Restate every record that follows, keeping it exact.

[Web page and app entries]
============================================================
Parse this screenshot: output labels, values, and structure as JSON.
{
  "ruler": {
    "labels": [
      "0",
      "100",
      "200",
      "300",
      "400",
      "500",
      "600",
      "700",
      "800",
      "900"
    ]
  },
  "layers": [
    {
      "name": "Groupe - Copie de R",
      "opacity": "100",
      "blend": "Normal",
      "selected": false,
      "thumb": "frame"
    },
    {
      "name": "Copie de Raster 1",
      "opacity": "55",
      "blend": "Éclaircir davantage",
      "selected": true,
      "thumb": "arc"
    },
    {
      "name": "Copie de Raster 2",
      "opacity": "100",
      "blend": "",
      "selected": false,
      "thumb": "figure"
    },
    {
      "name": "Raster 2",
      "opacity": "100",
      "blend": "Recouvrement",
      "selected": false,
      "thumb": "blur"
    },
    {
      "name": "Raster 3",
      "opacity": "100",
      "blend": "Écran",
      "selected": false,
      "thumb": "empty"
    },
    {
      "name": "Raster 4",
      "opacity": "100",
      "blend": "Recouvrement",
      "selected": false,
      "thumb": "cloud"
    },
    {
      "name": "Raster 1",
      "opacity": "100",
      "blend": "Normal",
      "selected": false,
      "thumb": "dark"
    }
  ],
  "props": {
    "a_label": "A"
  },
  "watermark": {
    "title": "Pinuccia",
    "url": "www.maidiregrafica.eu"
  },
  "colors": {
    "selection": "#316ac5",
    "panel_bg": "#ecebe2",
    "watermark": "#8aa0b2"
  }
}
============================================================
:: RESPONSE AREA ::
Parse this screenshot: output labels, values, and structure as JSON.
{
  "ruler": {
    "labels": [
      "0",
      "100",
      "200",
      "300",
      "400",
      "500",
      "600",
      "700",
      "800",
      "900"
    ]
  },
  "layers": [
    {
      "name": "Groupe - Copie de R",
      "opacity": "100",
      "blend": "Normal",
      "selected": false,
      "thumb": "frame"
    },
    {
      "name": "Copie de Raster 1",
      "opacity": "55",
      "blend": "Éclaircir davantage",
      "selected": true,
      "thumb": "arc"
    },
    {
      "name": "Copie de Raster 2",
      "opacity": "100",
      "blend": "",
      "selected": false,
      "thumb": "figure"
    },
    {
      "name": "Raster 2",
      "opacity": "100",
      "blend": "Recouvrement",
      "selected": false,
      "thumb": "blur"
    },
    {
      "name": "Raster 3",
      "opacity": "100",
      "blend": "Écran",
      "selected": false,
      "thumb": "empty"
    },
    {
      "name": "Raster 4",
      "opacity": "100",
      "blend": "Recouvrement",
      "selected": false,
      "thumb": "cloud"
    },
    {
      "name": "Raster 1",
      "opacity": "100",
      "blend": "Normal",
      "selected": false,
      "thumb": "dark"
    }
  ],
  "props": {
    "a_label": "A"
  },
  "watermark": {
    "title": "Pinuccia",
    "url": "www.maidiregrafica.eu"
  },
  "colors": {
    "selection": "#316ac5",
    "panel_bg": "#ecebe2",
    "watermark": "#8aa0b2"
  }
}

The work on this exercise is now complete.